▶ _Directions for this task_
Exactly as they stand, write out all of the entries again.

▶ _Supplied records_

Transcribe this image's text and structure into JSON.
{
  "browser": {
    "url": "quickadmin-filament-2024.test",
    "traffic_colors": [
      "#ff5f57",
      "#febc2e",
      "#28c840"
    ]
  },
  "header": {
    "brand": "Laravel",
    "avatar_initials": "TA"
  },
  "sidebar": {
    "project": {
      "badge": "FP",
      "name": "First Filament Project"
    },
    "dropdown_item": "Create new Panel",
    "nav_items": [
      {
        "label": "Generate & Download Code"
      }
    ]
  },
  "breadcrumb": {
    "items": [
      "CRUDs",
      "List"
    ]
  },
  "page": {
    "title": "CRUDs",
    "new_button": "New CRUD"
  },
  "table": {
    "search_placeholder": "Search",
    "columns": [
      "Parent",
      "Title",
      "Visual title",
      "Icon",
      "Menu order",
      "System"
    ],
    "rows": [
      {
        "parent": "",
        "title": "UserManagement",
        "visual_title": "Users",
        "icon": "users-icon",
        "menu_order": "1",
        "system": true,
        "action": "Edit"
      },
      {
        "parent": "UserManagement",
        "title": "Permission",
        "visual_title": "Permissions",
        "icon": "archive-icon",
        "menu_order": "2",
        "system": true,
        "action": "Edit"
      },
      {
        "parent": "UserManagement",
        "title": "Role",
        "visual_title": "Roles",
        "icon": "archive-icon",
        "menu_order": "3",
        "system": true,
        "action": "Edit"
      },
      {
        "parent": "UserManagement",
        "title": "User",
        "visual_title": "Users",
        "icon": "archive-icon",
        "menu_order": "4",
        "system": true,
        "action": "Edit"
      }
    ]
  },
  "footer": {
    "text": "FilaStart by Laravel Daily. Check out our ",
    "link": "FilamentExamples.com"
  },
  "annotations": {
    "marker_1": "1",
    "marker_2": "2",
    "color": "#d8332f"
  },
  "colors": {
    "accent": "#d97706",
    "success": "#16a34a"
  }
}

▶ _Problem solution_
Transcribe this image's text and structure into JSON.
{
  "browser": {
    "url": "quickadmin-filament-2024.test",
    "traffic_colors": [
      "#ff5f57",
      "#febc2e",
      "#28c840"
    ]
  },
  "header": {
    "brand": "Laravel",
    "avatar_initials": "TA"
  },
  "sidebar": {
    "project": {
      "badge": "FP",
      "name": "First Filament Project"
    },
    "dropdown_item": "Create new Panel",
    "nav_items": [
      {
        "label": "Generate & Download Code"
      }
    ]
  },
  "breadcrumb": {
    "items": [
      "CRUDs",
      "List"
    ]
  },
  "page": {
    "title": "CRUDs",
    "new_button": "New CRUD"
  },
  "table": {
    "search_placeholder": "Search",
    "columns": [
      "Parent",
      "Title",
      "Visual title",
      "Icon",
      "Menu order",
      "System"
    ],
    "rows": [
      {
        "parent": "",
        "title": "UserManagement",
        "visual_title": "Users",
        "icon": "users-icon",
        "menu_order": "1",
        "system": true,
        "action": "Edit"
      },
      {
        "parent": "UserManagement",
        "title": "Permission",
        "visual_title": "Permissions",
        "icon": "archive-icon",
        "menu_order": "2",
        "system": true,
        "action": "Edit"
      },
      {
        "parent": "UserManagement",
        "title": "Role",
        "visual_title": "Roles",
        "icon": "archive-icon",
        "menu_order": "3",
        "system": true,
        "action": "Edit"
      },
      {
        "parent": "UserManagement",
        "title": "User",
        "visual_title": "Users",
        "icon": "archive-icon",
        "menu_order": "4",
        "system": true,
        "action": "Edit"
      }
    ]
  },
  "footer": {
    "text": "FilaStart by Laravel Daily. Check out our ",
    "link": "FilamentExamples.com"
  },
  "annotations": {
    "marker_1": "1",
    "marker_2": "2",
    "color": "#d8332f"
  },
  "colors": {
    "accent": "#d97706",
    "success": "#16a34a"
  }
}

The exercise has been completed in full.